■ DATA
┌──

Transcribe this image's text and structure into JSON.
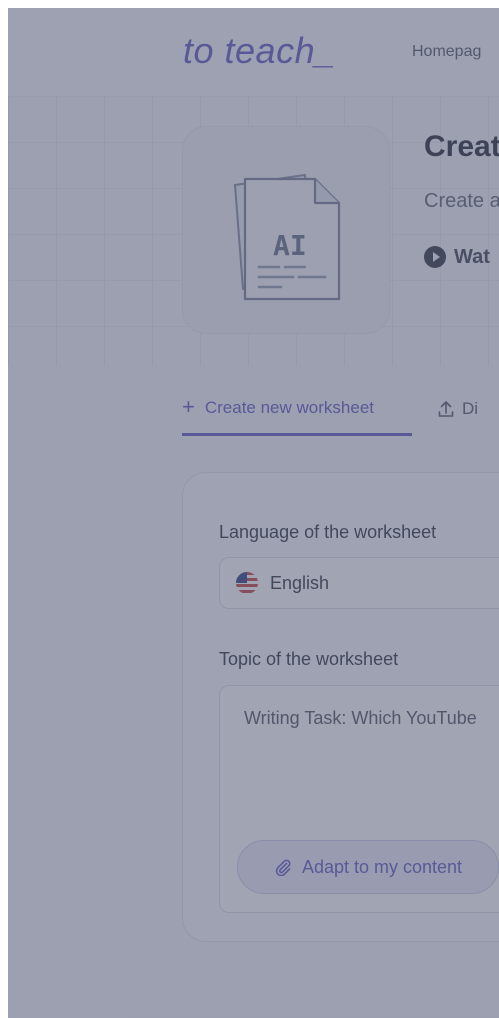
{
  "header": {
    "logo": "to teach_",
    "nav_home": "Homepag"
  },
  "hero": {
    "title": "Creat",
    "subtitle": "Create a",
    "watch_label": "Wat",
    "icon_text": "AI"
  },
  "tabs": [
    {
      "label": "Create new worksheet",
      "icon": "plus-icon",
      "active": true
    },
    {
      "label": "Di",
      "icon": "upload-icon",
      "active": false
    }
  ],
  "form": {
    "language_label": "Language of the worksheet",
    "language_value": "English",
    "language_flag": "us-flag-icon",
    "topic_label": "Topic of the worksheet",
    "topic_value": "Writing Task: Which YouTube",
    "adapt_button": "Adapt to my content"
  },
  "colors": {
    "accent": "#6b63c9",
    "overlay": "#4a506c"
  }
}
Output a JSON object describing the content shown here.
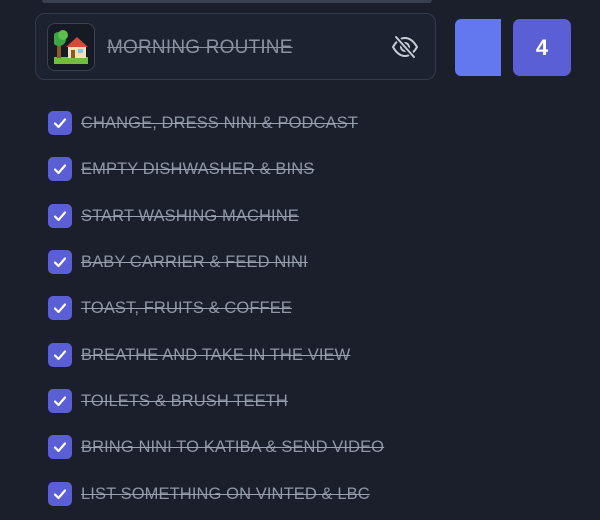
{
  "routine": {
    "emoji": "🏡",
    "title": "MORNING ROUTINE",
    "visibility_icon": "eye-off-icon",
    "count": "4"
  },
  "tasks": [
    {
      "label": "CHANGE, DRESS NINI & PODCAST",
      "checked": true
    },
    {
      "label": "EMPTY DISHWASHER & BINS",
      "checked": true
    },
    {
      "label": "START WASHING MACHINE",
      "checked": true
    },
    {
      "label": "BABY CARRIER & FEED NINI",
      "checked": true
    },
    {
      "label": "TOAST, FRUITS & COFFEE",
      "checked": true
    },
    {
      "label": "BREATHE AND TAKE IN THE VIEW",
      "checked": true
    },
    {
      "label": "TOILETS & BRUSH TEETH",
      "checked": true
    },
    {
      "label": "BRING NINI TO KATIBA & SEND VIDEO",
      "checked": true
    },
    {
      "label": "LIST SOMETHING ON VINTED & LBC",
      "checked": true
    }
  ],
  "colors": {
    "background": "#1b1f2c",
    "accent": "#5b5fd6",
    "accent_light": "#6377ee",
    "muted_text": "#8f96a6"
  }
}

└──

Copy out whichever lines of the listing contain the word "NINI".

      "label": "CHANGE, DRESS NINI & PODCAST",
      "label": "BABY CARRIER & FEED NINI",
      "label": "BRING NINI TO KATIBA & SEND VIDEO",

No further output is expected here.